Nickhil Jakatdar
Industry

CEO, GenePath Diagnostics
Ph.D. 2000 (advisor: Costas Spanos)

For serial entrepreneurship and visionary leadership across several sectors, with profound impact to the microelectronics industry and to the developing world.

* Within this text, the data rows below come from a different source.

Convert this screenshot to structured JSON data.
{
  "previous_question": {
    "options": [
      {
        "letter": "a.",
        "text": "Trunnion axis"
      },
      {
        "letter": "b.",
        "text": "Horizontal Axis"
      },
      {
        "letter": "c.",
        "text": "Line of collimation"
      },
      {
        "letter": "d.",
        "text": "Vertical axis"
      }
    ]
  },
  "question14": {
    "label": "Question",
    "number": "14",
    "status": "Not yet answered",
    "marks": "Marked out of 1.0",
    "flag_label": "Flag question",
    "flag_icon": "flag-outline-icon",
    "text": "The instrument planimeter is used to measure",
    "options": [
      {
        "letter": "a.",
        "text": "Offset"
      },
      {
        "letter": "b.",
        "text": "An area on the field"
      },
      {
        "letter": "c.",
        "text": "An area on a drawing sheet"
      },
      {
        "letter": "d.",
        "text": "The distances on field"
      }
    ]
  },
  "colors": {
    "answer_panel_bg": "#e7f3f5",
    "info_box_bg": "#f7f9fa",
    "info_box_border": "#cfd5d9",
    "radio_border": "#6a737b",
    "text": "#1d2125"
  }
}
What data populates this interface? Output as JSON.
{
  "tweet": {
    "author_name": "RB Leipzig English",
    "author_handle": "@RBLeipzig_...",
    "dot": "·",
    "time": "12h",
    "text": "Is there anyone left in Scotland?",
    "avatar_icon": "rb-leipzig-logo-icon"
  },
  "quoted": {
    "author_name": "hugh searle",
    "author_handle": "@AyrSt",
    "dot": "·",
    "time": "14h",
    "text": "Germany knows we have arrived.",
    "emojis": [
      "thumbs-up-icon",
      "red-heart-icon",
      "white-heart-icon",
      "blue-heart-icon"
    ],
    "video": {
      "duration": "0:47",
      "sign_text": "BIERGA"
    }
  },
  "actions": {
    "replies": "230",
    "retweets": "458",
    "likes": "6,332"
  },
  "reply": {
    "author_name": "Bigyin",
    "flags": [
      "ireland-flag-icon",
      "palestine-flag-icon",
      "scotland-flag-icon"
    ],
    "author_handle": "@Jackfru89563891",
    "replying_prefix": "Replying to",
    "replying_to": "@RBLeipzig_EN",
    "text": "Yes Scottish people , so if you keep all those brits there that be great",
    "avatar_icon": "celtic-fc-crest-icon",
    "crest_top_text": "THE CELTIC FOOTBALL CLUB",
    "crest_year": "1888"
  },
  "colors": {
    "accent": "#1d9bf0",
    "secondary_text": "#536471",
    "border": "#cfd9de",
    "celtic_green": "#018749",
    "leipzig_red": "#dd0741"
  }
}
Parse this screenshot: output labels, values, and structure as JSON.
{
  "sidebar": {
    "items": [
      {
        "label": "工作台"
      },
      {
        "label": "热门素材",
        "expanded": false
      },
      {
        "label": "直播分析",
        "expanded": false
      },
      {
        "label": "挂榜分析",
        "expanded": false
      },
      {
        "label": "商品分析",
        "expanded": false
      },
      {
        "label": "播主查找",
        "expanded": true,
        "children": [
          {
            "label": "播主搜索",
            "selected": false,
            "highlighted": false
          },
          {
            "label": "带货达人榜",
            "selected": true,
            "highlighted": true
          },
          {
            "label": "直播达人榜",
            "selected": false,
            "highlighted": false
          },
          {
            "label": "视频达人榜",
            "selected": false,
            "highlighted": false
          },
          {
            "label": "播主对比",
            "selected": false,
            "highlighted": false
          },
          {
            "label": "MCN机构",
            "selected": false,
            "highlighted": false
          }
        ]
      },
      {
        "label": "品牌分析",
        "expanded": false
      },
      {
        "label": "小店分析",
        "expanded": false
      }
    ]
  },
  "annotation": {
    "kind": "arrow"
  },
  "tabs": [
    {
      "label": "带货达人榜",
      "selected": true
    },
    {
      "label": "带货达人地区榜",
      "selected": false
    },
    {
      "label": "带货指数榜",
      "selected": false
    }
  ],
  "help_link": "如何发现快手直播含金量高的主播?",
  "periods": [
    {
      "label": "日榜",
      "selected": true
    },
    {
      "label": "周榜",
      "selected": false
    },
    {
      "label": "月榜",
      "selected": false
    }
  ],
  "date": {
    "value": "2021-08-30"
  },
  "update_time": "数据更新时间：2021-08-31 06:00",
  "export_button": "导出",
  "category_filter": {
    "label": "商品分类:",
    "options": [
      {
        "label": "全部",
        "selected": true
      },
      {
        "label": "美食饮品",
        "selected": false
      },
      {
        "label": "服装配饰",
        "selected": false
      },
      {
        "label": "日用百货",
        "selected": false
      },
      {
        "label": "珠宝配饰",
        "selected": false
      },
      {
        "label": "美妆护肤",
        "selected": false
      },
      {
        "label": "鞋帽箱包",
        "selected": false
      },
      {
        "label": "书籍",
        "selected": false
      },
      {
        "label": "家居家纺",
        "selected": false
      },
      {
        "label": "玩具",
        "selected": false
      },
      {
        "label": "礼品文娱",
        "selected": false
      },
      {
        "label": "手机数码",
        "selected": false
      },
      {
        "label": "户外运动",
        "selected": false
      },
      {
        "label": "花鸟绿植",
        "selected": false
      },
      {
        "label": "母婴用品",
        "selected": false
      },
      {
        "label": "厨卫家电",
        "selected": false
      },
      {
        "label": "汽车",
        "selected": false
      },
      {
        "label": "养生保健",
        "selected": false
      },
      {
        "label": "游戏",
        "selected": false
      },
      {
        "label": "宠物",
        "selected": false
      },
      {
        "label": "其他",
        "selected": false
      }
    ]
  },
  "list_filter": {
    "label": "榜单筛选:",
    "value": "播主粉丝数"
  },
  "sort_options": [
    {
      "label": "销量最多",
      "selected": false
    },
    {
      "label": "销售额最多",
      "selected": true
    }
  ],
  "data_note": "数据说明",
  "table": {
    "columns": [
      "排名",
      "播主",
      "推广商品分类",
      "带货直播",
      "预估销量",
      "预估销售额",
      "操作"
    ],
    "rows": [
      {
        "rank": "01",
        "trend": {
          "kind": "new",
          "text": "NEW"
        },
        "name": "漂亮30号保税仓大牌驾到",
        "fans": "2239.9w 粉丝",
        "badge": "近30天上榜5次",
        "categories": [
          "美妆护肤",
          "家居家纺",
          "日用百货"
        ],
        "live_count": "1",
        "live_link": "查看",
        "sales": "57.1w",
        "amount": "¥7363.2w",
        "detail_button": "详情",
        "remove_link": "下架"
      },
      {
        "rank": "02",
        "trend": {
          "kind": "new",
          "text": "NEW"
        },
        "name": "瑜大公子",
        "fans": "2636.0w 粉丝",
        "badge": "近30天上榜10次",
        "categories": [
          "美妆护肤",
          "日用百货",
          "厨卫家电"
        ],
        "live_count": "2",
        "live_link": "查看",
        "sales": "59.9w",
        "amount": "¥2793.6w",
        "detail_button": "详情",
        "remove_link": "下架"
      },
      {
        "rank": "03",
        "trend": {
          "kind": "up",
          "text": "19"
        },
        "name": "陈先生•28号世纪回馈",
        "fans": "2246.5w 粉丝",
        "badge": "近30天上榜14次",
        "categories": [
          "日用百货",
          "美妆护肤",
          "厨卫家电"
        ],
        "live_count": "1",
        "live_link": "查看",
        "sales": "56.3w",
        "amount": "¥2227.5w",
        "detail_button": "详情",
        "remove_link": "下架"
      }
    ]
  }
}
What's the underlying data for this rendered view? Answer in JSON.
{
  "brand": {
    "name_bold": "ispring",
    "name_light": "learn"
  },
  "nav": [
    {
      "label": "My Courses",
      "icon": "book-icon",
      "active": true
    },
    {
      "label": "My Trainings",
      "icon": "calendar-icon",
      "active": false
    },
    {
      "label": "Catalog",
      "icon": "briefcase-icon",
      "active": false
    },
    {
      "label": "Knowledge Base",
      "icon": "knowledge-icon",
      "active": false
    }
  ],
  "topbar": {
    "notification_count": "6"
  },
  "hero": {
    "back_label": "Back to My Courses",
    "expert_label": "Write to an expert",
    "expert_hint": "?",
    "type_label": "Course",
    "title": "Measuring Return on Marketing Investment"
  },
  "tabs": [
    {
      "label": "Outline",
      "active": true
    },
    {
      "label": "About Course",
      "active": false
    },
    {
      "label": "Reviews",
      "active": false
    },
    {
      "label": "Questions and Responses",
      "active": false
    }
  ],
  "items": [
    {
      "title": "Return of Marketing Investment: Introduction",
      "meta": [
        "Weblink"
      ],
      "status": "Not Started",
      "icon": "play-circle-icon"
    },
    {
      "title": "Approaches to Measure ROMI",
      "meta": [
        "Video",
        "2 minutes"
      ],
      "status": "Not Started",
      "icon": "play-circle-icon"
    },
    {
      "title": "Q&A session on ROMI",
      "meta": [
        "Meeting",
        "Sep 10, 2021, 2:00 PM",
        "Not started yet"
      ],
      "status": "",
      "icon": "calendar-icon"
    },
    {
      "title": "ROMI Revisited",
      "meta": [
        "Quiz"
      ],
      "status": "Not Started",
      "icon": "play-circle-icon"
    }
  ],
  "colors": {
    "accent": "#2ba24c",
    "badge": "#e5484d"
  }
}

Nickhil Jakatdar earned his B.E. in Electrical Engineering from the College of Engineering, Pune, India, before coming to Berkeley. He translated his thesis, which focused on the topic of deep sub-micron photolithography control through in-line metrology, into start-up Timbre Technologies and was granted 40 patents for the work done there.  This technology is still being used 20 years later by almost every major semiconductor manufacturer for the real-time measurement of the critical dimensions of their advanced chips. In 2004, he took over as President of MIT-based startup Praesagus, and in 2008, he co-founded and was CEO of Vuclip, a direct-to-consumer mobile video service for emerging markets that enables video to work on 2G and 3G mobile networks, and which can be used in advanced analytics to determine consumer interest by geography and demographics. Vuclip was later acquired by PCCW in Hong Kong and rebranded as Viu.  In 2019, Jakatdar became CEO of GenePath Diagnostics, a company looking to democratize healthcare by making the most advanced molecular diagnostics tests for oncology, infectious diseases, and genetic disorders accessible to everyone. GenePath is one of the only companies in the world whose PCR test kits are being used by CLIA labs in the US as well as labs in India, Africa, Europe and South-East Asia. The company has recently released its diagnostic test kits for transplant surgeries as well as the various blood cancers.  He is the founding member of the Bhau Institute of Innovation, Entrepreneurship and Leadership in Pune, India, with the goal of fostering an environment and ecosystem to promote entrepreneurship. He has been an investor and advisor to more than 40 start-ups over the years and is the recipient of the Lifetime Achievement Award from College of Engineering, Pune.